What the task asks »
Find every line below with "HTML" in it and give only how many there are.

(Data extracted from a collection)
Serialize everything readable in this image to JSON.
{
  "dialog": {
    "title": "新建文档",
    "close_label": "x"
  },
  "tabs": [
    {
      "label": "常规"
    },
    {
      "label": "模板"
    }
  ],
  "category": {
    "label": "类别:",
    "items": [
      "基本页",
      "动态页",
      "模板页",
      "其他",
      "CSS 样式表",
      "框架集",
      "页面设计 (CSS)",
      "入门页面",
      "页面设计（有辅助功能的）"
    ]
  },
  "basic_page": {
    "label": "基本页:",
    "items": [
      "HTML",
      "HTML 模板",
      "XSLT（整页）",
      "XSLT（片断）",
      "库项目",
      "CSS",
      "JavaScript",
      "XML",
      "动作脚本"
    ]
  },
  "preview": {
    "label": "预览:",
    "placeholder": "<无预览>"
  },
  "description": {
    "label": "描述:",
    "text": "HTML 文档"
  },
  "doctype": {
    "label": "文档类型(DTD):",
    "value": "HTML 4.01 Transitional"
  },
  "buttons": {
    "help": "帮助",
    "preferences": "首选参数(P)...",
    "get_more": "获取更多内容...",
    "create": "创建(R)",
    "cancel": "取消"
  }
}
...
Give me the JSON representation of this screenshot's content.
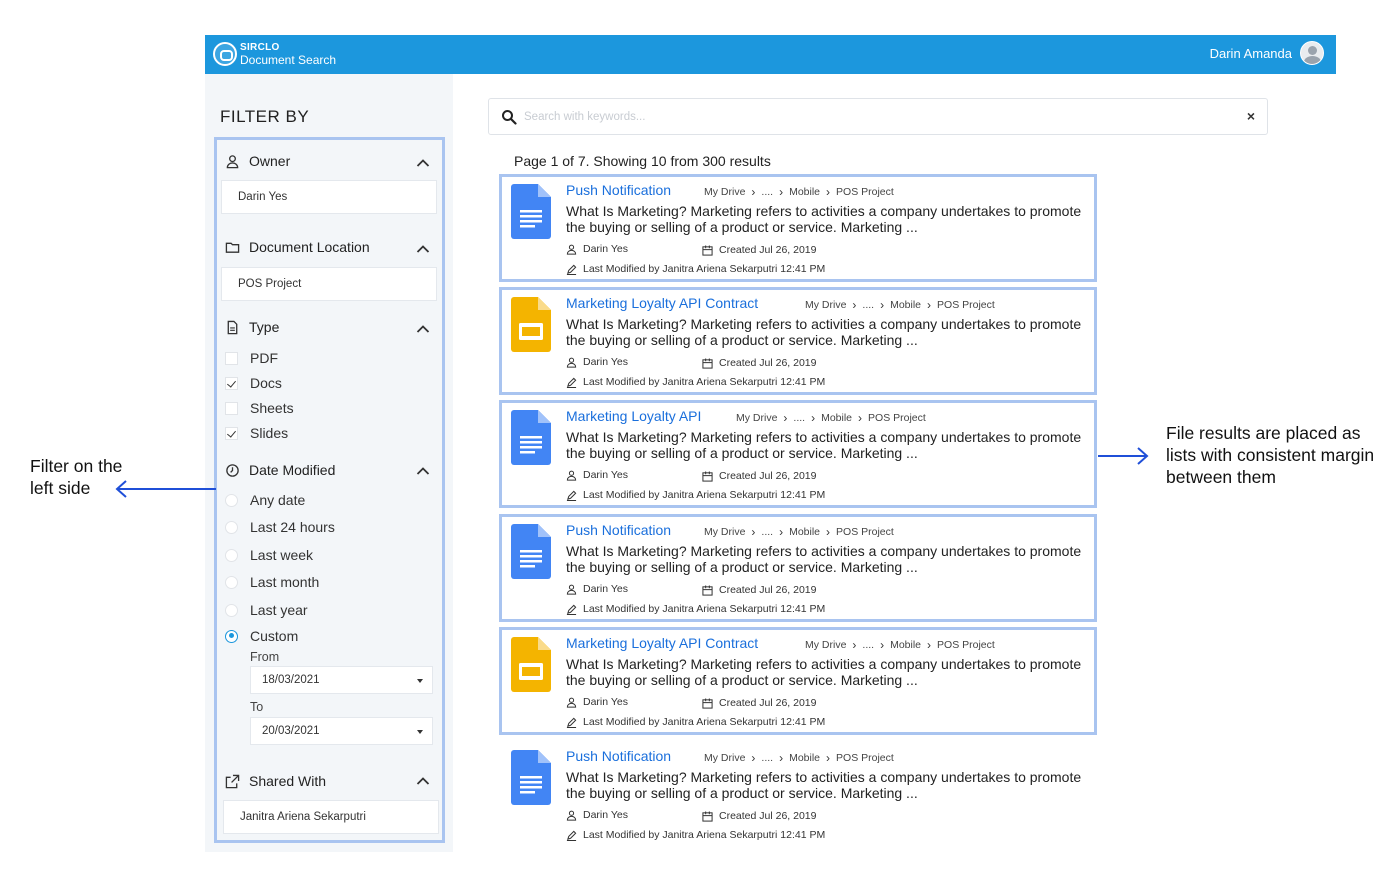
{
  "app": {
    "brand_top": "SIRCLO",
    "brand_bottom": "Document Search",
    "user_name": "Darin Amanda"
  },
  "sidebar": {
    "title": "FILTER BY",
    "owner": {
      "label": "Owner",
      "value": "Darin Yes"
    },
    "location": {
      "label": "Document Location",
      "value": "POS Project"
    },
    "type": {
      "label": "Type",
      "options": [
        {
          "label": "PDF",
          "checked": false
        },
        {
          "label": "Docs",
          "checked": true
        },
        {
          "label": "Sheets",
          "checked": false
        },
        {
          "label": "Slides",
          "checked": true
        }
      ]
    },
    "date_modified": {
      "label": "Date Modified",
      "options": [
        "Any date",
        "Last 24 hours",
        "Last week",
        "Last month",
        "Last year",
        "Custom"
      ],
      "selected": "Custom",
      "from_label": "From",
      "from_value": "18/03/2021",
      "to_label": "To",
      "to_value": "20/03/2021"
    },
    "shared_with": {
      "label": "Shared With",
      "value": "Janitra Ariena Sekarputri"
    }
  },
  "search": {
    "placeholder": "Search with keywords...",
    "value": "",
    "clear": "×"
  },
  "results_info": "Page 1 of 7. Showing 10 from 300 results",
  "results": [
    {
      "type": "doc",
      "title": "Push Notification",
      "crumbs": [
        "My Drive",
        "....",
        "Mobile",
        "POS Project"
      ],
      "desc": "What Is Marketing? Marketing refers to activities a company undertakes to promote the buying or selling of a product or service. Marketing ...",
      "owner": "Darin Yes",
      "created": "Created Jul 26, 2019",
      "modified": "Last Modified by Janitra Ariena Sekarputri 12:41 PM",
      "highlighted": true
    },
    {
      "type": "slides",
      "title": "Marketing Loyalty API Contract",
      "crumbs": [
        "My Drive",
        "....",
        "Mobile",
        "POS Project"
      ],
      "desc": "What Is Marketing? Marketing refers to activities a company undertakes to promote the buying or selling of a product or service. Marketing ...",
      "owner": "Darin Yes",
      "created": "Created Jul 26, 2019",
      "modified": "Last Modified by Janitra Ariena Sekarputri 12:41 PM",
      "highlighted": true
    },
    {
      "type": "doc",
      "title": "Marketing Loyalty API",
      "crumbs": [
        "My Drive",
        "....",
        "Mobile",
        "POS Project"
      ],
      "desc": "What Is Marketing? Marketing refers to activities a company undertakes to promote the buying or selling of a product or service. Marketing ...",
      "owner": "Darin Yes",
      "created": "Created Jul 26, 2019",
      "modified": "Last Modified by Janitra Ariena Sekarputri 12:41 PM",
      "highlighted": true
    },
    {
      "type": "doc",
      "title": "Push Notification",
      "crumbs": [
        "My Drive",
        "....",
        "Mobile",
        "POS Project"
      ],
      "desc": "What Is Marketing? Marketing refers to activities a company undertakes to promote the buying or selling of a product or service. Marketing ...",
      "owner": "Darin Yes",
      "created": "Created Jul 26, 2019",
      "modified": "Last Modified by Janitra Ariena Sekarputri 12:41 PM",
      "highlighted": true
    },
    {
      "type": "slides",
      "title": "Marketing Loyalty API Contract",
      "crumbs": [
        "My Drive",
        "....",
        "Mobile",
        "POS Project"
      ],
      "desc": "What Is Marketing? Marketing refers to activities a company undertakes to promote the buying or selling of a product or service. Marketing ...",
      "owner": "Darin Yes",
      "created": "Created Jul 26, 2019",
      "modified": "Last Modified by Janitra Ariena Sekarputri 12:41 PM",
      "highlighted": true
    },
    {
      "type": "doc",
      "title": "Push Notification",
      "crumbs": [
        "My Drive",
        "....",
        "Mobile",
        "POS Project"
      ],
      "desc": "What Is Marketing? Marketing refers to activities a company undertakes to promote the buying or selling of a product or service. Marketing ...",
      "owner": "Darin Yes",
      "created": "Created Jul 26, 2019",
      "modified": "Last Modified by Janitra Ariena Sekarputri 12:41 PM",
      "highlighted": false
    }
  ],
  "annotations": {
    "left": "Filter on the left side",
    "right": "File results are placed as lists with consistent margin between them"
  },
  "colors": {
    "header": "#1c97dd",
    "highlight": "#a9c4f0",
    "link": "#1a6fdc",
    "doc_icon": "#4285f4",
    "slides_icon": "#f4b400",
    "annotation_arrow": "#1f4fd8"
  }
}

Exercise result »
4